(The input Opens)

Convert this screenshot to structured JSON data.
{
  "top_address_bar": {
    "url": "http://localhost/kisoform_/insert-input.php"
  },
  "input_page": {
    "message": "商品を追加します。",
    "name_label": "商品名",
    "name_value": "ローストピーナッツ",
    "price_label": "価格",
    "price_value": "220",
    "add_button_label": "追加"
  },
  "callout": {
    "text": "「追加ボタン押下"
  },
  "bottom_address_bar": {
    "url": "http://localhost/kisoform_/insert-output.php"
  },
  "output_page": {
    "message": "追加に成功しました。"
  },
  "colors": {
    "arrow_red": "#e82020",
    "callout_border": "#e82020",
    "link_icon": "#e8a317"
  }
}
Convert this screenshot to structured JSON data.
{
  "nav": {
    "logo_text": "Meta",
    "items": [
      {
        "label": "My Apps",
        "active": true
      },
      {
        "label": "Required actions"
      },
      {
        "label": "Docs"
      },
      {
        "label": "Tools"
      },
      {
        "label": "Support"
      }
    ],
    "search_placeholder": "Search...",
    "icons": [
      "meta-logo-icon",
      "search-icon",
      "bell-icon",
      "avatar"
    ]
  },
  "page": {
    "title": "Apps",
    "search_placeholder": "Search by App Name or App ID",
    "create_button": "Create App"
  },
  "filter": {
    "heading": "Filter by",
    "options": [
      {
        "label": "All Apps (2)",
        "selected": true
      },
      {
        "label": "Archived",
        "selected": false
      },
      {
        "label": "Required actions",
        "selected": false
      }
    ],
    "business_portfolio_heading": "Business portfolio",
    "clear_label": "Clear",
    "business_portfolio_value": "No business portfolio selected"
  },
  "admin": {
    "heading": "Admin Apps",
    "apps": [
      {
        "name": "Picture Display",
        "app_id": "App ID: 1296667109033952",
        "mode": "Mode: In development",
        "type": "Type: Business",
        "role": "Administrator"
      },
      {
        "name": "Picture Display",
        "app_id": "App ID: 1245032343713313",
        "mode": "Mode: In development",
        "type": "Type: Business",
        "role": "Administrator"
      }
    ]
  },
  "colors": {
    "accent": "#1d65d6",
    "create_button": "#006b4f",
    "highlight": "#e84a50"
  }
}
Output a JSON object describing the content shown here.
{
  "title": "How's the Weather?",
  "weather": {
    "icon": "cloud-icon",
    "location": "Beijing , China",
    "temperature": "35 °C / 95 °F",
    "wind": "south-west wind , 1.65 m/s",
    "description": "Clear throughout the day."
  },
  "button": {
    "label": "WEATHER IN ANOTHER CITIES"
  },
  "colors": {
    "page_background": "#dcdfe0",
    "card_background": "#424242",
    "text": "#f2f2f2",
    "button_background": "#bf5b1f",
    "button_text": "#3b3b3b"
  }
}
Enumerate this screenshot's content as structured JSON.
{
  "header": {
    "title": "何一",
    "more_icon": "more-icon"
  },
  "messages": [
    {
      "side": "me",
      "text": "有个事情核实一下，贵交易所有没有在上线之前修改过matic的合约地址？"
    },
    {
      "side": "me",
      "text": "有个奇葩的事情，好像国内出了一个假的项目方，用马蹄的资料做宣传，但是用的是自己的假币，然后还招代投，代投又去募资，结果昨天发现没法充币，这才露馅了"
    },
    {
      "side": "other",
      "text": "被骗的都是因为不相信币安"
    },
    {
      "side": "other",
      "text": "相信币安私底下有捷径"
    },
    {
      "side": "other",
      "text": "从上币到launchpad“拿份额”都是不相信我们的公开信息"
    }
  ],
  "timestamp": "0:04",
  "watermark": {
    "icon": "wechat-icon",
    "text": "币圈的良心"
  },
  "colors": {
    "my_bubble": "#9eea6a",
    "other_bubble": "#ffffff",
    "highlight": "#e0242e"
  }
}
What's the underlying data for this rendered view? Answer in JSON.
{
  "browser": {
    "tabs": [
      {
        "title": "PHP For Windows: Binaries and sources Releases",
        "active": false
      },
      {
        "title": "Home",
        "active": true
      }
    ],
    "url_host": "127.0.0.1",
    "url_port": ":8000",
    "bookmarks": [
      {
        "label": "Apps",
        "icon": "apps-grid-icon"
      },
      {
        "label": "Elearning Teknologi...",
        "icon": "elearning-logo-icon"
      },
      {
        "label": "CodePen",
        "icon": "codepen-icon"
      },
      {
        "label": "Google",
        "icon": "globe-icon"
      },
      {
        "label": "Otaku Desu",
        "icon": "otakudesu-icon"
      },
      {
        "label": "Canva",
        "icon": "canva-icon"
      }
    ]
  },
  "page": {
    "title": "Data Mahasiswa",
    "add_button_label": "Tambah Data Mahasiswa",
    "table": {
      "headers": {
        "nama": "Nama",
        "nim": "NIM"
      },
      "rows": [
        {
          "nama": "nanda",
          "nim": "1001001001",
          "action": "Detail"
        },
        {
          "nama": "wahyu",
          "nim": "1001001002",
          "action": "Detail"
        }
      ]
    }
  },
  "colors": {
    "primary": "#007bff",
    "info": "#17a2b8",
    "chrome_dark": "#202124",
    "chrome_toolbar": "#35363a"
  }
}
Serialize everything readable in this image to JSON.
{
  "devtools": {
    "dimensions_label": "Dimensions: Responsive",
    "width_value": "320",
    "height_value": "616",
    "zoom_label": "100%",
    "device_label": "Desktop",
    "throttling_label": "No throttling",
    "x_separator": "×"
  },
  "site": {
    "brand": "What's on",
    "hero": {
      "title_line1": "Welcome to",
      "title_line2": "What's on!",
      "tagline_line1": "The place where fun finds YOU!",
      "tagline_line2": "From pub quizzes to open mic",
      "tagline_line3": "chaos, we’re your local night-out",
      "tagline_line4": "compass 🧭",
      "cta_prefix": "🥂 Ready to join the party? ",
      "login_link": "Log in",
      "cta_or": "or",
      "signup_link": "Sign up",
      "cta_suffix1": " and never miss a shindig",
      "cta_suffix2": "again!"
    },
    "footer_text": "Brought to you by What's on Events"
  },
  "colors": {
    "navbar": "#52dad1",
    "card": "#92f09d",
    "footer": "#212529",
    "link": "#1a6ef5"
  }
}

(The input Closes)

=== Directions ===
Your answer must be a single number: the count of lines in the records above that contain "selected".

=== The answer ===
4